Slowly, but constantly, seek to expand your financial margin. Understand that this will take time but will make life easier. Consider other ways to gain margin as well, such as downgrading your apartment, taking up freelance work, or finding new ways to maximize your tax return.
Always come back to your budget and financial plan. Don’t assume that what worked today will always work tomorrow. At least once a year, revisit and revise your finances and all of your accounts. Tally up everything to know how you are doing and how much margin you have. From there you can decide what changes, if any, are needed.
Revisiting and revising your plans should also be a chance for you to learn from your mistakes and to give yourself encouragement and forgiveness. You have many forces working against you and you must adapt against them in a never-ending battle.
Life happens and sometimes that means a setback. The car blew a tire, you accidentally overspent, the market was bad this year, or any number of things went wrong. Pick yourself up and learn from it.
Sometimes financial scripts are overwhelming. Commercials and people will pressure you to spend more than you can afford on your wedding, on your TV, on clothes, or just about anything. Fight these influences. Try to anticipate them so you’re mentally and emotionally ready when you go against the flow.
Ultimately this is about living your life. If you don’t seize control, then someone or something else will.

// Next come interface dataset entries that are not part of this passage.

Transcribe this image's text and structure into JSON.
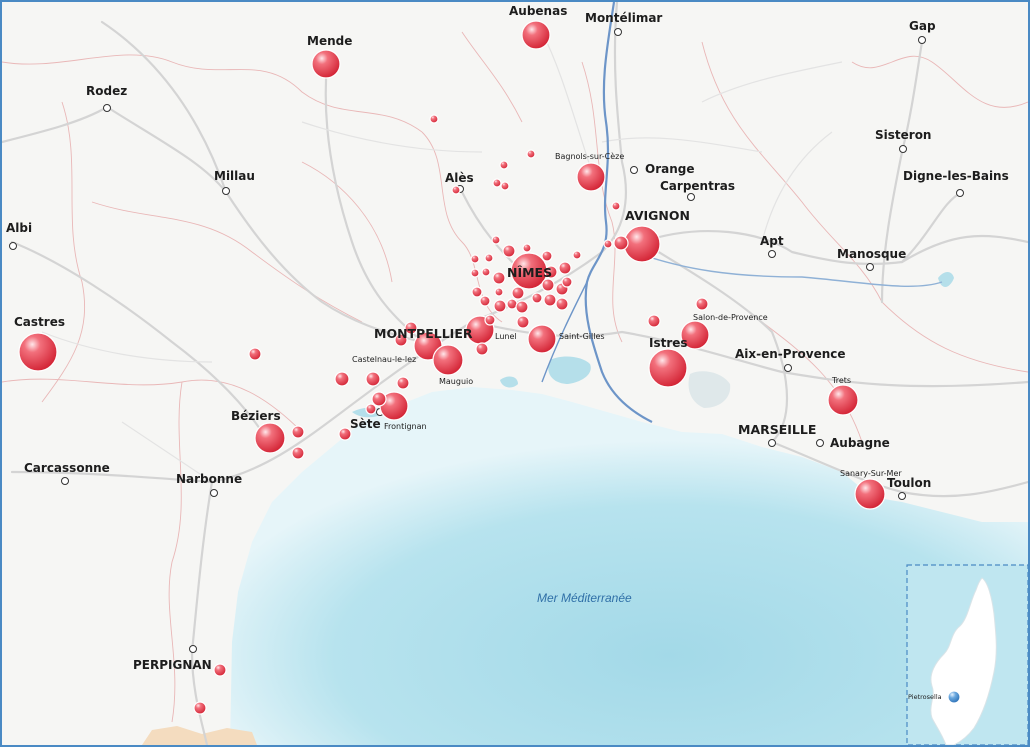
{
  "map": {
    "sea_label": "Mer Méditerranée",
    "colors": {
      "sea": "#a9dcea",
      "land": "#f6f6f4",
      "marker": "#e23a4a",
      "inset_marker": "#3b86c8",
      "river": "#6d95c8",
      "road": "#d6d6d6",
      "border": "#e9b7b7",
      "frame": "#4a8ac4"
    },
    "cities": [
      {
        "id": "aubenas",
        "label": "Aubenas"
      },
      {
        "id": "montelimar",
        "label": "Montélimar"
      },
      {
        "id": "gap",
        "label": "Gap"
      },
      {
        "id": "mende",
        "label": "Mende"
      },
      {
        "id": "rodez",
        "label": "Rodez"
      },
      {
        "id": "sisteron",
        "label": "Sisteron"
      },
      {
        "id": "bagnols",
        "label": "Bagnols-sur-Cèze"
      },
      {
        "id": "orange",
        "label": "Orange"
      },
      {
        "id": "millau",
        "label": "Millau"
      },
      {
        "id": "ales",
        "label": "Alès"
      },
      {
        "id": "carpentras",
        "label": "Carpentras"
      },
      {
        "id": "digne",
        "label": "Digne-les-Bains"
      },
      {
        "id": "avignon",
        "label": "AVIGNON"
      },
      {
        "id": "albi",
        "label": "Albi"
      },
      {
        "id": "apt",
        "label": "Apt"
      },
      {
        "id": "manosque",
        "label": "Manosque"
      },
      {
        "id": "nimes",
        "label": "NÎMES"
      },
      {
        "id": "salon",
        "label": "Salon-de-Provence"
      },
      {
        "id": "castres",
        "label": "Castres"
      },
      {
        "id": "montpellier",
        "label": "MONTPELLIER"
      },
      {
        "id": "lunel",
        "label": "Lunel"
      },
      {
        "id": "saintgilles",
        "label": "Saint-Gilles"
      },
      {
        "id": "istres",
        "label": "Istres"
      },
      {
        "id": "aix",
        "label": "Aix-en-Provence"
      },
      {
        "id": "castelnau",
        "label": "Castelnau-le-lez"
      },
      {
        "id": "mauguio",
        "label": "Mauguio"
      },
      {
        "id": "trets",
        "label": "Trets"
      },
      {
        "id": "beziers",
        "label": "Béziers"
      },
      {
        "id": "sete",
        "label": "Sète"
      },
      {
        "id": "frontignan",
        "label": "Frontignan"
      },
      {
        "id": "marseille",
        "label": "MARSEILLE"
      },
      {
        "id": "aubagne",
        "label": "Aubagne"
      },
      {
        "id": "carcassonne",
        "label": "Carcassonne"
      },
      {
        "id": "sanary",
        "label": "Sanary-Sur-Mer"
      },
      {
        "id": "narbonne",
        "label": "Narbonne"
      },
      {
        "id": "toulon",
        "label": "Toulon"
      },
      {
        "id": "perpignan",
        "label": "PERPIGNAN"
      }
    ],
    "inset": {
      "label": "Pietrosella"
    }
  }
}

Lastly, find yourself some good resources and a community that will support you. The resources and community around you are an important source of encouragement and wisdom. They are often vital in combating bad influences and insidious financial scripts.
The good thing is that there are plenty of free resources out there, including communities that you can plug yourself into. These can include free to low-cost financial classes or groups in your local community organizations, such as a church, a meetup.com group, or a library.
There are also fellow readers here at The Daily Bell you could connect with in the comments and further resources and information in our free guide, Two Year Plan to Freedom.
If you want to build your own community you can start with a few trusted and respected friends or older colleagues. These should be people who you can ask to hold you accountable and who manage their income well. If they don’t do as they preach, then don’t listen to them.
All of these six steps are good tools to you help gain financial margin.
However, one piece of advice remains.
During your financial journey, many people will not understand why you are fighting against what the popular culture regards as normal financial habits. They might see your decision to ignore negative scripts, such as those from commercials, as silly. Some people may even be jealous of your plans. Others will fear judgment from you as you raise the bar for your own success.
This may mean that you will have to avoid talking about finances with certain people. If you know they will only be discouraging or unhelpful then don’t waste your time with them.
Let them judge. Let them laugh. And let them spend money they don’t have. It is their loss, not yours. Start on your journey to financial margin and never look back.